Data about app and page elements:
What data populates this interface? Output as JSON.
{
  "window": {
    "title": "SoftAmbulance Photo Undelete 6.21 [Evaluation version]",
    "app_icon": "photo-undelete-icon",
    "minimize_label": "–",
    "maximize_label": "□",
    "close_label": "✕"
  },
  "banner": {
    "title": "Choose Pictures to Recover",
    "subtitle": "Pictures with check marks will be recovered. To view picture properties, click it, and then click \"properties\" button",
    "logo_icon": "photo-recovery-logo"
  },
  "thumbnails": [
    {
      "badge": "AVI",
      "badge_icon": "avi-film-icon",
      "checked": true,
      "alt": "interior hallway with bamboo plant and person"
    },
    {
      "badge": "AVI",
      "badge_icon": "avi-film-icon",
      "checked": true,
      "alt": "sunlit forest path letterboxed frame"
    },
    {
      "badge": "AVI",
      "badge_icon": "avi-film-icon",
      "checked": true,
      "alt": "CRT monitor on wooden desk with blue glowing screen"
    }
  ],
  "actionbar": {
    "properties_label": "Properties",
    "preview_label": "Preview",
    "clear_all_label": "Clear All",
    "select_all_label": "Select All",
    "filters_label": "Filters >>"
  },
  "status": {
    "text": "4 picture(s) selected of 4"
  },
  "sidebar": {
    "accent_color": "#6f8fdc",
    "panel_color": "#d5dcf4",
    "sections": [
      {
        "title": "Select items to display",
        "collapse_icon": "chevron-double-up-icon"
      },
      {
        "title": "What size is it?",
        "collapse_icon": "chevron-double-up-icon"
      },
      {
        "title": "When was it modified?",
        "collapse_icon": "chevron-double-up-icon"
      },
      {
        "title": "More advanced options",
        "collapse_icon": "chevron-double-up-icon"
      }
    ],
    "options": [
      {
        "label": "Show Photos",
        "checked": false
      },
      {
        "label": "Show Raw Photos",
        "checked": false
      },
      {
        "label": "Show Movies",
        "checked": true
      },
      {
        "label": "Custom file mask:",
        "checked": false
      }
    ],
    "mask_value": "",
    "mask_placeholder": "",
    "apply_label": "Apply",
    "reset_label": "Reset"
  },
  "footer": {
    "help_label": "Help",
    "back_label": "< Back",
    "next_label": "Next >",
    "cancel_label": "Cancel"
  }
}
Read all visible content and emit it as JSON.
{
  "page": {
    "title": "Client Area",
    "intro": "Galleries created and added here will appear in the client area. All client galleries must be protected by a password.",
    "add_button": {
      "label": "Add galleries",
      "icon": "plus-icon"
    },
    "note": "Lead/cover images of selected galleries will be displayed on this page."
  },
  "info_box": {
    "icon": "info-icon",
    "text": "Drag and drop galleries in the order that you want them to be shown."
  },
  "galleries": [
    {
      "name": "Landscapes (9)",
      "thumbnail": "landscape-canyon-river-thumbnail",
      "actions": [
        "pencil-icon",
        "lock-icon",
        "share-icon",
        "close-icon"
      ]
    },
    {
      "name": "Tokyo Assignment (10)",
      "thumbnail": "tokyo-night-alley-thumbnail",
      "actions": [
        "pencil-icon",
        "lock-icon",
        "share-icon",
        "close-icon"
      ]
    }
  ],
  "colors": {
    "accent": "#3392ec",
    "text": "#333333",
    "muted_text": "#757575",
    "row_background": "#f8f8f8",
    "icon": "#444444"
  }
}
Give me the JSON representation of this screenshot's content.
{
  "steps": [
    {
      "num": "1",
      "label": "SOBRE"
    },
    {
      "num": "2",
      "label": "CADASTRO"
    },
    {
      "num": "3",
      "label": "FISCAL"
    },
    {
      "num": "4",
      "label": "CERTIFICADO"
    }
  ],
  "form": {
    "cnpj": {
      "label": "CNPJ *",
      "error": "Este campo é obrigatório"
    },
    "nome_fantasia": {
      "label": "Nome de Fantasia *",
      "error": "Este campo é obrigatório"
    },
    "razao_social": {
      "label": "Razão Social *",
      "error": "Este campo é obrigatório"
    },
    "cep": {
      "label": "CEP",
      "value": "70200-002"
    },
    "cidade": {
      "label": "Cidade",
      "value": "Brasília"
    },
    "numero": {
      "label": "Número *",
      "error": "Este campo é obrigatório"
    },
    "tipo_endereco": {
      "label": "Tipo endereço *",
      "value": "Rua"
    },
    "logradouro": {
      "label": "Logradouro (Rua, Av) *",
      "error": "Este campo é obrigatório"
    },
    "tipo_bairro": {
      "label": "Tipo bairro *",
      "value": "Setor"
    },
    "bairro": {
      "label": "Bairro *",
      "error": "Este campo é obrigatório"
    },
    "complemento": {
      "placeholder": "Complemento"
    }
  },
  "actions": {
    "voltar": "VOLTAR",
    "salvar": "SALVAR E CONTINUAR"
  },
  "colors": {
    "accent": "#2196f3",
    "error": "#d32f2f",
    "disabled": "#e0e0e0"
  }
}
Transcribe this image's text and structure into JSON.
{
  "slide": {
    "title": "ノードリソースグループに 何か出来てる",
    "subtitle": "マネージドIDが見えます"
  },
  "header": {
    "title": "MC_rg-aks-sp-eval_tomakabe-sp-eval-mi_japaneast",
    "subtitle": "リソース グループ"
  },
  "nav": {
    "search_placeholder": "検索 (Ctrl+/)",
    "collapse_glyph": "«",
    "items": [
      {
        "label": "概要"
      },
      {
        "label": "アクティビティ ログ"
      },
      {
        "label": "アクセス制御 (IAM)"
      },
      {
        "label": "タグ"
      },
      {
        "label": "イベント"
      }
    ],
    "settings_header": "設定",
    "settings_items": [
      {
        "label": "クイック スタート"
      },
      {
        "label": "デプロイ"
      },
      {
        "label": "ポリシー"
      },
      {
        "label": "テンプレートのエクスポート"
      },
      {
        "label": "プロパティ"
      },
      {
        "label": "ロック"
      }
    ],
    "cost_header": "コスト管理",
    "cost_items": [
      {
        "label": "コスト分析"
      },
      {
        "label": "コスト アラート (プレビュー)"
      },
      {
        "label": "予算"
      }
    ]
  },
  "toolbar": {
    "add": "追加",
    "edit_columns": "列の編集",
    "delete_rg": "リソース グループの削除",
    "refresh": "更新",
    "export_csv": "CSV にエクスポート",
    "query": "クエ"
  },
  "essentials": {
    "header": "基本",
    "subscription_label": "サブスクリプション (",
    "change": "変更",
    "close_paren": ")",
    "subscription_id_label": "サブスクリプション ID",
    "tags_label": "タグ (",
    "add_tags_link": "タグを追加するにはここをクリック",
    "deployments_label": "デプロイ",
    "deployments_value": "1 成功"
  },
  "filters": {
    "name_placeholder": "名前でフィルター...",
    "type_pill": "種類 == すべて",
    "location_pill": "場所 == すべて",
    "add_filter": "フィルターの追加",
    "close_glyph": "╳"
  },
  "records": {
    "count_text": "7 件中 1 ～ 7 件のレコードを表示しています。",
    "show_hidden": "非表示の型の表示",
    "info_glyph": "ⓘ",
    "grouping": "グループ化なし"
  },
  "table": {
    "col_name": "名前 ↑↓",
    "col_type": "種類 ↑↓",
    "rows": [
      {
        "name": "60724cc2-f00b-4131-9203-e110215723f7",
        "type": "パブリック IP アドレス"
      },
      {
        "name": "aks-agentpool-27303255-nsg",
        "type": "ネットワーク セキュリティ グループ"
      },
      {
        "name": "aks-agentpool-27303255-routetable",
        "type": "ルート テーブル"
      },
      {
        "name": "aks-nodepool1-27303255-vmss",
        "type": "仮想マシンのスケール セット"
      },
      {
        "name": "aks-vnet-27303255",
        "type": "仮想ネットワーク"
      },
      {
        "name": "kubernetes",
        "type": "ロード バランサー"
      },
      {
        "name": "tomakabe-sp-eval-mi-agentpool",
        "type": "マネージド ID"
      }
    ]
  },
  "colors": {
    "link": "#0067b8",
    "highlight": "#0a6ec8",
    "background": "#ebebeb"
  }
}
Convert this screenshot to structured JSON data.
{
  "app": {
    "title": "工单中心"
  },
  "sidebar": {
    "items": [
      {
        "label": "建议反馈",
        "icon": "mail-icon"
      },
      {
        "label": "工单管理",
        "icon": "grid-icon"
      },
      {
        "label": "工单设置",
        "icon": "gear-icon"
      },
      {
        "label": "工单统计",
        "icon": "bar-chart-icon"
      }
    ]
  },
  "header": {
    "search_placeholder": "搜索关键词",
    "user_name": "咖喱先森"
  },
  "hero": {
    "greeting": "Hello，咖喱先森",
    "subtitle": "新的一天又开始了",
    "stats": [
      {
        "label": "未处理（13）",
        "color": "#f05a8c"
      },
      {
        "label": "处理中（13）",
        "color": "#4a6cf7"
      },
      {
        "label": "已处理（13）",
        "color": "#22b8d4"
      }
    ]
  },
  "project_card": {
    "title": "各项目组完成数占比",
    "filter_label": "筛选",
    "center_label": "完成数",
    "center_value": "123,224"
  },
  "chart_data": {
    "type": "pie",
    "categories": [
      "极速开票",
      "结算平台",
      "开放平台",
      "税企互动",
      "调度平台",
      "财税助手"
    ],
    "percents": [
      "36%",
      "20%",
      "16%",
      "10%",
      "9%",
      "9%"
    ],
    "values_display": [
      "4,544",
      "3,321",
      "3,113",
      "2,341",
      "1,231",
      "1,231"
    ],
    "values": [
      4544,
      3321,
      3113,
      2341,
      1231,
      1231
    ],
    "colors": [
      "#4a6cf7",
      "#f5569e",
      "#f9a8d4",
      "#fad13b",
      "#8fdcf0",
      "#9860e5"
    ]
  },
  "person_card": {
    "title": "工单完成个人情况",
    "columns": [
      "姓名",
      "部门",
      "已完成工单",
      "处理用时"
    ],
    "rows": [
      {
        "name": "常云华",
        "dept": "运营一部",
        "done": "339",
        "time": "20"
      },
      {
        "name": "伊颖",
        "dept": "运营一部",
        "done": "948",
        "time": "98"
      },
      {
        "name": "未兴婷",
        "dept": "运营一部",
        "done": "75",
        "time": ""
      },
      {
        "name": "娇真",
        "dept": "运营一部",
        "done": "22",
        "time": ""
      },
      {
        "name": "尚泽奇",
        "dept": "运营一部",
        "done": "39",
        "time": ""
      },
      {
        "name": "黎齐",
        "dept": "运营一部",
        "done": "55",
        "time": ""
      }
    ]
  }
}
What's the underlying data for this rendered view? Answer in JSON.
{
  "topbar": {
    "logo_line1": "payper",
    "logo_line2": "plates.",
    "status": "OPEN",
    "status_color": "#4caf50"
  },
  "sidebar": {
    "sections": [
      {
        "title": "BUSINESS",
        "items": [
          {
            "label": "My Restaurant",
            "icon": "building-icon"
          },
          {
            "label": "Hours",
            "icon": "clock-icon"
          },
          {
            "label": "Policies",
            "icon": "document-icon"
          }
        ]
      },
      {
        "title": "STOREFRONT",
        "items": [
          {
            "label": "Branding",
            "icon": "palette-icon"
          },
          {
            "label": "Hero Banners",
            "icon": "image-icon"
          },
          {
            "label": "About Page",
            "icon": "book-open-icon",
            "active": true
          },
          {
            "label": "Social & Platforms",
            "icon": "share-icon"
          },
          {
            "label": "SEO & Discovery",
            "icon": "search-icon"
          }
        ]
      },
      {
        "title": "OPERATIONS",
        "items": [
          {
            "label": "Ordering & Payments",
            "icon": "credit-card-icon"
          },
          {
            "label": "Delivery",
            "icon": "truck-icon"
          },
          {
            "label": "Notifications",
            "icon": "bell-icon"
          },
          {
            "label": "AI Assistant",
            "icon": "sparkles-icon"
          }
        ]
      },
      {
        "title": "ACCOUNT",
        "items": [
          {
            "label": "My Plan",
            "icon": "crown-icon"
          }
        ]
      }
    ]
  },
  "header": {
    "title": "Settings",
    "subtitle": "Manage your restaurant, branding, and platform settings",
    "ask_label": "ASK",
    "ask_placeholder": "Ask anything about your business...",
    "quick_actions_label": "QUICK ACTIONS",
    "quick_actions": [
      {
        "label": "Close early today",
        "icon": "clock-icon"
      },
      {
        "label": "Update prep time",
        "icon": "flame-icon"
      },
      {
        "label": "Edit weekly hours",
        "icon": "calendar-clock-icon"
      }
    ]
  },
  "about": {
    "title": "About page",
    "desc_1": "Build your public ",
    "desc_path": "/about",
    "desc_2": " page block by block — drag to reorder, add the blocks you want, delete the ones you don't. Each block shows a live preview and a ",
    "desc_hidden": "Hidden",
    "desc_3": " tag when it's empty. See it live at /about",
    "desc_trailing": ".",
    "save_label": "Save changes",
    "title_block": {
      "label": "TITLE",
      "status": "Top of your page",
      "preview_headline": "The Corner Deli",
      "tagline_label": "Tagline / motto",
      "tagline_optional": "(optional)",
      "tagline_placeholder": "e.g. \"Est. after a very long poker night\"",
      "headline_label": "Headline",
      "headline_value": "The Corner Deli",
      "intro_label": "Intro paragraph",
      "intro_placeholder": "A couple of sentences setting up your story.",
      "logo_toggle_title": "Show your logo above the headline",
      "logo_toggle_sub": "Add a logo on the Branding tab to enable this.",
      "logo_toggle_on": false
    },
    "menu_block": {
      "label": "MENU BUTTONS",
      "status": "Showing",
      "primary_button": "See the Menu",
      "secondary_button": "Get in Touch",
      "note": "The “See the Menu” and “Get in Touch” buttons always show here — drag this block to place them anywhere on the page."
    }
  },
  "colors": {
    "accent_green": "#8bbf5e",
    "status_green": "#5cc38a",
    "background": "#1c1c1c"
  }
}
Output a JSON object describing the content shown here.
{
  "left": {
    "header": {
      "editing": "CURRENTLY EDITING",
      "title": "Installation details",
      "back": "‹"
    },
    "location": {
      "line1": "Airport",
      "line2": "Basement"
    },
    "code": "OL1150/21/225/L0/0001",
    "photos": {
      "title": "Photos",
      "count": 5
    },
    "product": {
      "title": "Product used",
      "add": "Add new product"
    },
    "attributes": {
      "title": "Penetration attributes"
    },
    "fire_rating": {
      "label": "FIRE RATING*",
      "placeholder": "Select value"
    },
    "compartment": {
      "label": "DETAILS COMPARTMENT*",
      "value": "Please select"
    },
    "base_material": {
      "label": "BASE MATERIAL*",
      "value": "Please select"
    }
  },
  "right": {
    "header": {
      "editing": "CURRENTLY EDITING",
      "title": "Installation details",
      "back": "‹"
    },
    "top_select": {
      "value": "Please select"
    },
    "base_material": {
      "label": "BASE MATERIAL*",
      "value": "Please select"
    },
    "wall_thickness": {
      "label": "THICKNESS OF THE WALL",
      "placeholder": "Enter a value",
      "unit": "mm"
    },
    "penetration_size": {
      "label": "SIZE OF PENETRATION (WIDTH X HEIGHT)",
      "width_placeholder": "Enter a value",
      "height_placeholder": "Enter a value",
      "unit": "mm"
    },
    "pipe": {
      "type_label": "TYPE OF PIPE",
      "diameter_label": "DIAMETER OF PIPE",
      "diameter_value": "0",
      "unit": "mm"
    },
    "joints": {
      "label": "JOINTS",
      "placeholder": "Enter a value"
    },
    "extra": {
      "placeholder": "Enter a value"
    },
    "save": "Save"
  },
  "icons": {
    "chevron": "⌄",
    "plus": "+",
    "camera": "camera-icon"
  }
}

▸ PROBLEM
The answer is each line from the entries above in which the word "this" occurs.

▸ SOLUTION TO THE PROBLEM
What data populates this interface? Output as JSON.
    "note": "Lead/cover images of selected galleries will be displayed on this page."
Give me the JSON representation of this screenshot's content.
Transcribe this image's text and structure into JSON.
Convert this screenshot to structured JSON data.
What's the underlying data for this rendered view? Answer in JSON.
      "logo_toggle_sub": "Add a logo on the Branding tab to enable this.",
      "note": "The “See the Menu” and “Get in Touch” buttons always show here — drag this block to place them anywhere on the page."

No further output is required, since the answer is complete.